Especially interesting to note is that during the period of time examined, there has indeed been considerable change in the actual entry into practice demographics. For example, in the early 60's, 75% of all nurses were educated in diploma schools of nursing, 16% in baccalaureate programs, and associate degree nursing was in its infancy. By the year 2000, diploma education had dramatically declined to just 6%, while BSN doubled to 30%, but ADN has risen to nearly 60% of all new graduates. Indeed, entry into practice has changed! It is also somewhat sobering to note that although the vast majority of today's new nurse graduates are being educated in academic programs, today's nurses are the least educated of all health professionals with two-thirds possessing less than a baccalaureate education. In contrast, most other health professionals (i.e., therapists, speech pathologists, pharmacists) are now requiring entry into practice at the graduate level. Each of the authors provide insightful explanations of the evolutionary factors contributing to the entry into practice issue in nursing. Themes of professional turmoil, health care economics, feminine oppression, external societal controls, political and governmental policy, and lack of valuing of education are found in the perceptive critiques and analyses of these authors.
In " Revisiting the American Nurses' Association First Position on Education for Nurses," Donley and Flaherty provide an insightful comparison and contrast between the education scene of the 1960's and the contemporary educational issues in nursing today. The authors offer not only an in depth review of the 1965 ANA Position Paper but clearly describe the parallel political forces and social issues occurring at the time. Interesting to note is their observation that "circumstances of 1965 are somewhat similar to those of today." Workplace issues, insufficient workforce supply, and lack of professional autonomy are noted to be parallel themes of the two periods.
Mahaffey in "The Relevance of Associate Degree Nursing Education: Past, Present, Future" presents the reader with a comprehensive overview of the remarkable evolution of ADN education. The dramatic impact of ADN education is realized just in sheer numbers from 7 pilot programs in the 50's to more than 800 programs today. Mahaffey, like Donley and Flaherty, notes parallel societal issues of the decade of the 60's and today, including issues of nurse shortage, decreased interest in nursing as a career, and use of creative educational strategies. An important contribution of ADN education is that it has traditionally appealed to the non-traditional student - older, minorities, and males represent nearly twice as many ADN students than those in other type programs. Despite the relevant significant impact ADN education has had on the entry into nursing issue, Mahaffey notes that "decisions were sometimes made without significant representation of all program types." She further pleads an essential need for inclusion of the voice of ADN educators, as well as nurses in practice, in the groups who are designing a vision for nursing.

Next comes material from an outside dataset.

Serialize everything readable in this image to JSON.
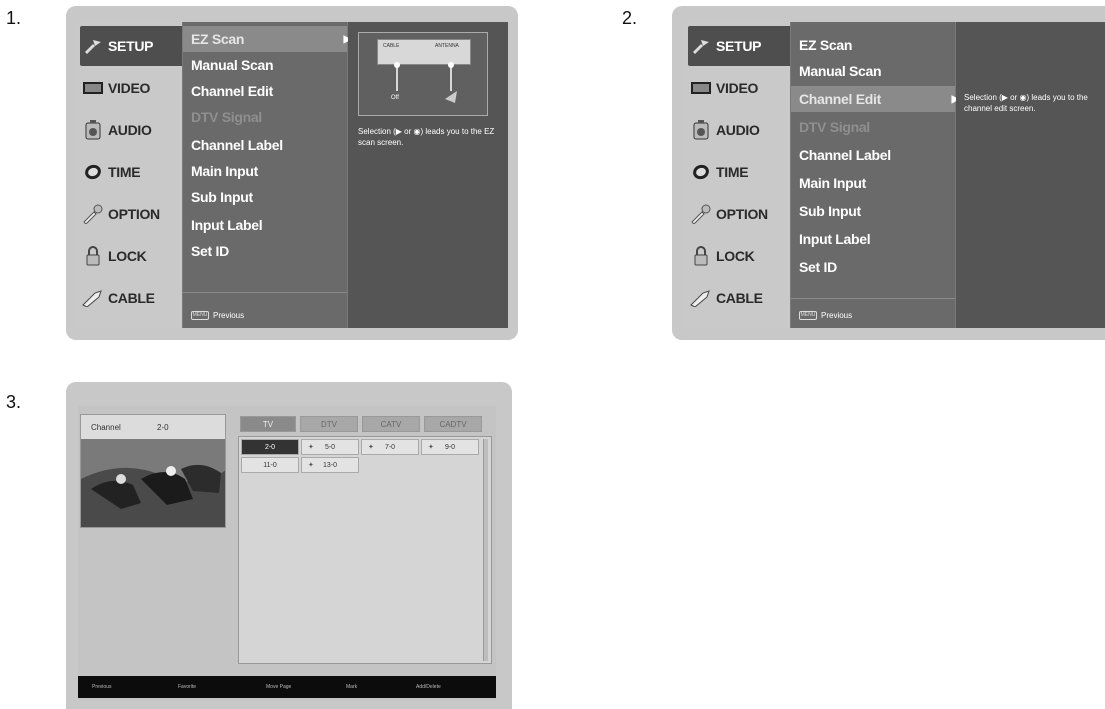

In "Education for Professional Nursing Practice: Looking Backward into the Future" Nelson provides a retrospective review of educational developments in nursing since 1965. She too, as have the previous authors, identifies the similarities of societal and political pressures felt by nursing, both then and today. In contrast to Mahaffey's compelling argument as to the important contributions of ADN education, Nelson expresses concern that as in the past when, diploma programs served the needs of hospitals, so too today's associate degree nursing program has become primarily a vocational program with a terminal degree and serves as a lucrative offering for technical and community colleges. She then provides a series of compelling arguments in support of rationale for BSN entry into practice, and notes that several organizations have expressed preference for the BSN, including the American Organization of Nurse Executives and the Veterans Administration. She concludes that, "Doors to future educational changes should be kept open, but moving education to the BSN level is the first step."

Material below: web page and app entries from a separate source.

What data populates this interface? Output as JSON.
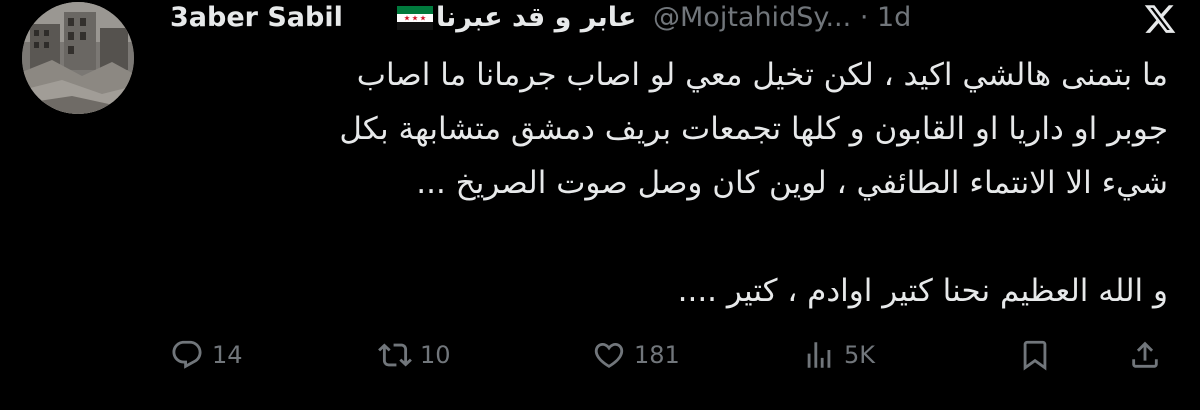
{
  "author": {
    "display_name": "3aber Sabil",
    "arabic_name": "عابر و قد عبرنا",
    "handle": "@MojtahidSy...",
    "separator": "·",
    "time": "1d"
  },
  "icons": {
    "flag": "syrian-revolution-flag-icon",
    "logo": "x-logo-icon",
    "reply": "reply-icon",
    "retweet": "retweet-icon",
    "like": "heart-icon",
    "views": "views-icon",
    "bookmark": "bookmark-icon",
    "share": "share-icon"
  },
  "tweet": {
    "lines": [
      "ما بتمنى هالشي اكيد ، لكن تخيل معي لو اصاب جرمانا ما اصاب",
      "جوبر او داريا او القابون و كلها تجمعات بريف دمشق متشابهة بكل",
      "شيء الا الانتماء الطائفي ، لوين كان وصل صوت الصريخ ...",
      "",
      "و الله العظيم نحنا كتير اوادم ، كتير ...."
    ]
  },
  "metrics": {
    "replies": "14",
    "retweets": "10",
    "likes": "181",
    "views": "5K"
  },
  "colors": {
    "background": "#000000",
    "text": "#e7e9ea",
    "muted": "#71767b",
    "flag_green": "#007a3d",
    "flag_red": "#ce1126"
  }
}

The last article by Joel entitled "Education for Entry into Nursing Practice: Revisited for the 21st Century" suggests that nursing education has not been in control of its own destiny but rather, "nursing has been dominated by an external loss of control" and has been "swept along by a host of societal and educational circumstances." Joel reiterates for us the true characteristics of a profession - service oriented, learned, and autonomous. Of service, she notes that service orientation must be relevant to the times and carefully orchestrated to meet specific societal needs. To be learned requires not only a unique body of knowledge and skill and considerable educational investment and rigor but also "cognitive artfulness." Autonomy, she reminds us, has two perspectives: the autonomy of the field of work and autonomy of the individual. She concludes that "nursing has resisted the normal course of occupational development" and notes that nurses have traditionally derived their identity from their statutory title, RN, rather than from their academic preparation. The clear differences in clinical competency between the associate degree nurse and the graduate level advanced practice nurse have been unquestionably demonstrated. Joel suggests further pursuit of this differentiation of practice and presents the view that "nursing would always be a work in the process of becoming."

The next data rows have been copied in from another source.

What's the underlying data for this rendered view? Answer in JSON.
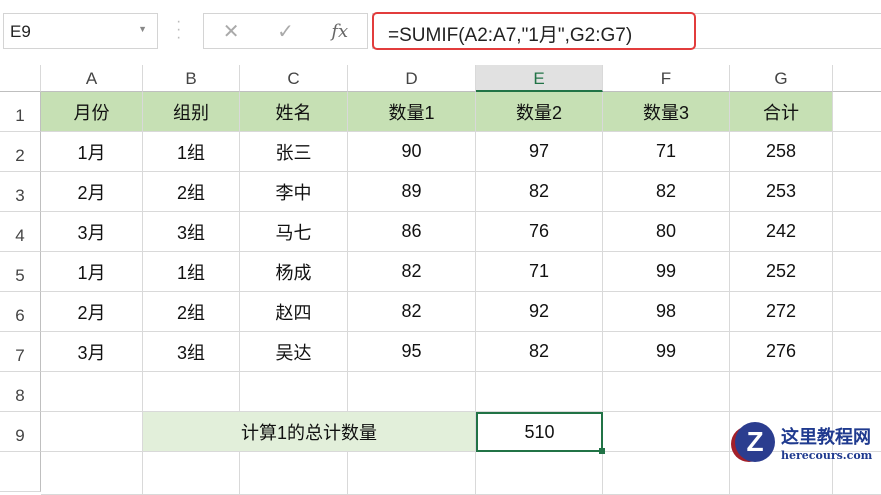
{
  "name_box": "E9",
  "formula": "=SUMIF(A2:A7,\"1月\",G2:G7)",
  "icons": {
    "cancel": "✕",
    "enter": "✓",
    "fx": "fx"
  },
  "columns": [
    "A",
    "B",
    "C",
    "D",
    "E",
    "F",
    "G",
    ""
  ],
  "rows": [
    "1",
    "2",
    "3",
    "4",
    "5",
    "6",
    "7",
    "8",
    "9"
  ],
  "table": {
    "header": [
      "月份",
      "组别",
      "姓名",
      "数量1",
      "数量2",
      "数量3",
      "合计"
    ],
    "rows": [
      [
        "1月",
        "1组",
        "张三",
        "90",
        "97",
        "71",
        "258"
      ],
      [
        "2月",
        "2组",
        "李中",
        "89",
        "82",
        "82",
        "253"
      ],
      [
        "3月",
        "3组",
        "马七",
        "86",
        "76",
        "80",
        "242"
      ],
      [
        "1月",
        "1组",
        "杨成",
        "82",
        "71",
        "99",
        "252"
      ],
      [
        "2月",
        "2组",
        "赵四",
        "82",
        "92",
        "98",
        "272"
      ],
      [
        "3月",
        "3组",
        "吴达",
        "95",
        "82",
        "99",
        "276"
      ]
    ]
  },
  "summary": {
    "label": "计算1的总计数量",
    "value": "510"
  },
  "watermark": {
    "title": "这里教程网",
    "url": "herecours.com"
  }
}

And so, as you, the reader, reflect on the issues of entry into practice not only from the perspectives of these authors, but from your own unique vantage point, I challenge you to share your thoughts, new insights, and reactions to these authors by either writing a letter to the Editor or by submitting a manuscript which will further elucidate the issue of entry into practice. We look forward to hearing from you.